Sean Connery and Alex Baldwin on the set for The Hunt for Red October (stumptownblogger.typeset.com)


Thursday, November 17, 2022

Book Review: The History of Norfolk Naval Shipyard

By James H. Shoemaker
Reviewed by Lee Duckworth
HRNM docent
The History of Norfolk Naval Shipyard (NNSY) is based largely on the unpublished history of a longtime shipyard public affairs officer. There is little documentation of original research, but it appears that much of the history was gleaned from shipboard logs and annual submissions to higher authority. This lack of historiography is evidenced in the first sentence of the acknowledgment section, which states, “This book does not introduce any new history to the long story of Norfolk Naval Shipyard.” The book was started and handed down over the years with seemingly no one able to make the time to complete the history of NNSY. Credit goes to James H. Shoemaker for completing this project, a service to those who will benefit most from reading the book—the workers who have served at the shipyard.
USS Delaware in Dry Dock #1 at Norfolk Naval Shipyard (NHHC)
The author does an outstanding job of relating the NNSY’s 255-year history in the context of what was occurring in America and in the U.S. Navy, and provides a good history review for the reader. Perhaps the most interesting portion of the book details actions within the shipyard during the Civil War. This chapter delves into the strategic importance of NNSY and highlights significant events at the facility as it twice changed hands during that conflict.
CSS Virginia being built during the Civil War (NHHC)
Presented chronologically, it makes for an easy read but too often bounces from topic to topic, frequently with no transition. For example, on pages 180-181, the author goes from describing USS Arthur Radford entering dry dock for repairs to the wage grade system of NNSY employees. There is no apparent connection between the two as it drifts from one paragraph to the next.

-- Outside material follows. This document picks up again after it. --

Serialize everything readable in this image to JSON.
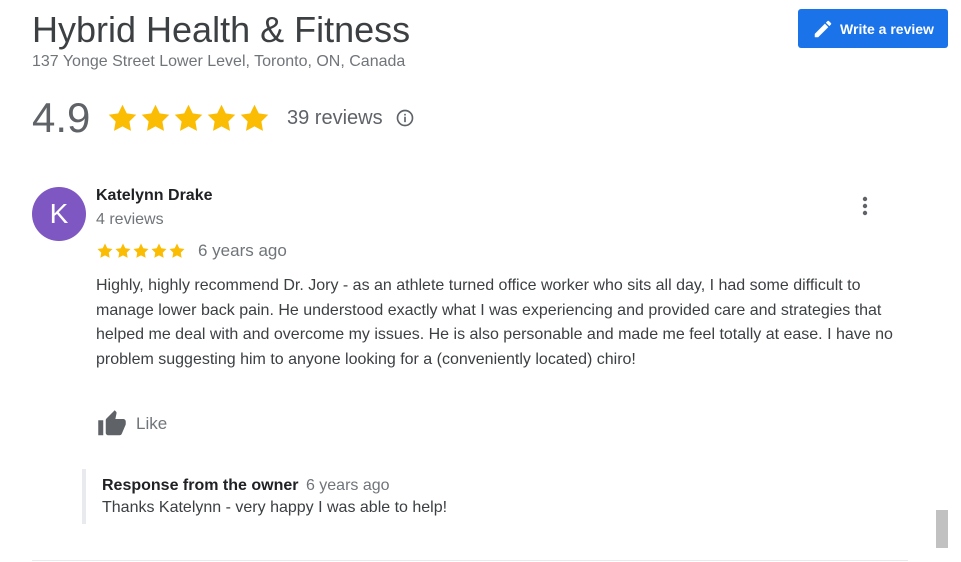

The author devotes three pages to enslaved workers, specifically highlighting mechanic George Teamoh and the positions he held and tasks performed. More detail about specific shipyard workers such as Teamoh and their work would have made the book more interesting. Photographs or drawings of many of the shipyard commanders and short accompanying narratives are interspersed throughout the book but unfortunately, there are few photographs of everyday shipyard workers and even less text about the work they conducted.
USS Shangri-La at Norfolk Naval Shipyard, 1944 (NHHC)
The first chapter identifies numerous locations throughout the NNSY area, but there is no accompanying map that allows the reader to determine their precise sites. The only map is one from perhaps the 1700s and is virtually unreadable. A modern-day map with significant annotated landmarks would be a huge help, especially for the reader not familiar with the area. In fact, the author never provides a definition/distinction of “Tidewater” or “Hampton Roads” which will undoubtedly further confuse many readers. The book suffers from too many photos and drawings, several of poor quality/resolution and some absolutely illegible.

The History of Norfolk Naval Shipyard will hold most appeal for its target audience—the personnel who have worked there over the years.